Tesla Inc's (NASDAQ:TSLA) autopilot software is some of the most advanced driver-assist tech in the industry. It's capable of keeping speed, staying within a lane, take highway interchanges and exits, and it can even stop at traffic lights and stop signs automatically.
But it's still strictly considered driving assist, with an attentive human needed at all times. Some people will abuse their privileges.
A CBS affiliate in North Carolina reported a driver was watching a movie while using autopilot. Like any situation where a person driving a car is watching a movie, it ended predictably with the Tesla crashing into a parked police car on the road. The parked police car rolled forward, hitting another police car, and knocking two officers to the ground.
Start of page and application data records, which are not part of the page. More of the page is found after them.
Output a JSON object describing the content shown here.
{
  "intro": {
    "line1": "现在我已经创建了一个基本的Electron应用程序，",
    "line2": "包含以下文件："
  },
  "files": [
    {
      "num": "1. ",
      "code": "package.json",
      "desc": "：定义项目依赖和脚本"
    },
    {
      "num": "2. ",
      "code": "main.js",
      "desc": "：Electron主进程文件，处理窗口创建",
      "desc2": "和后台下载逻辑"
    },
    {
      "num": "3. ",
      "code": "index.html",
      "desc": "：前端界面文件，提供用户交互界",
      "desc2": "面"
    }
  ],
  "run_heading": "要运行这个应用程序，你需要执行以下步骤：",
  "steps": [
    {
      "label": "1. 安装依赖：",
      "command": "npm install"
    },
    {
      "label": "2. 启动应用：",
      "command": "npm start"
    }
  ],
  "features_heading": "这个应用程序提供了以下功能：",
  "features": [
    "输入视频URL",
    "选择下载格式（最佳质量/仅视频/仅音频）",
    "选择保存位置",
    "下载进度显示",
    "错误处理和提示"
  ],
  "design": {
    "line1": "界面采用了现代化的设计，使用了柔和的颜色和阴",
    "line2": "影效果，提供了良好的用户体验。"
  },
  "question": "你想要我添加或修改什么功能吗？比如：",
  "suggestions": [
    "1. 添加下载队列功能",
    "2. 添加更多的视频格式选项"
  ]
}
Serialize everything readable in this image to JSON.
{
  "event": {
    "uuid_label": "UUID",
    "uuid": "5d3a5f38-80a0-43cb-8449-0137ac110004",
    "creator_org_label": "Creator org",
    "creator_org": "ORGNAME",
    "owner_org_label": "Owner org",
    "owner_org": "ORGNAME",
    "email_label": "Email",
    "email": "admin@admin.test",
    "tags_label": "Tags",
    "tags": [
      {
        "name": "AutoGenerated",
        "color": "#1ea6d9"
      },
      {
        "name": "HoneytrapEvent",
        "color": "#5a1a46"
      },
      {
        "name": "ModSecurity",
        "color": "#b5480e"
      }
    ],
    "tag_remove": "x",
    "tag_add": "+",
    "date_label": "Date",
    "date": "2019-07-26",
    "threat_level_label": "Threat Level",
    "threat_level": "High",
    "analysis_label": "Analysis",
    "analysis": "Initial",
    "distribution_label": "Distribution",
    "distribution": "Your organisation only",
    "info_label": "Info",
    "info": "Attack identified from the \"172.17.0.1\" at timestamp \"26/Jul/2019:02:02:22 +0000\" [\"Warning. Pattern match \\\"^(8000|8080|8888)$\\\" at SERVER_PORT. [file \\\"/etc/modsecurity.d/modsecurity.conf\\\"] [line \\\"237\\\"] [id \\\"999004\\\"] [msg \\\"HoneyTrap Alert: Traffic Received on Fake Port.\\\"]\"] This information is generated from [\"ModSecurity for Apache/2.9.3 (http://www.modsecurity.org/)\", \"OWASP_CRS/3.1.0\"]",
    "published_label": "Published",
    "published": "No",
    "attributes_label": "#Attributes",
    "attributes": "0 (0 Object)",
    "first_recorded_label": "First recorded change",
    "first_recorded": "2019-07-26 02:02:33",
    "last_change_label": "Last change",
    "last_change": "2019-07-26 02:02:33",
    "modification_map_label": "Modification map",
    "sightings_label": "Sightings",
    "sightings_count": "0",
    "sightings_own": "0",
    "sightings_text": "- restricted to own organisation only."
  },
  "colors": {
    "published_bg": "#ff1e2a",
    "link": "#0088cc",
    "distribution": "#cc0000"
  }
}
Luckily no one was injured.
Benzinga's Take: The driver admitted to their fault and he was charged with a move over law violation.
Usually when we see these accidents, the driver tries to blame the car. Tesla is clear that drivers must fully pay attention and be ready to take over at all times. Before purchasing the car or using the software, this point is stressed.
To date, Tesla has billions of recorded autopilot accidents, with the crash rate far lower than Tesla vehicles not using the assisting software.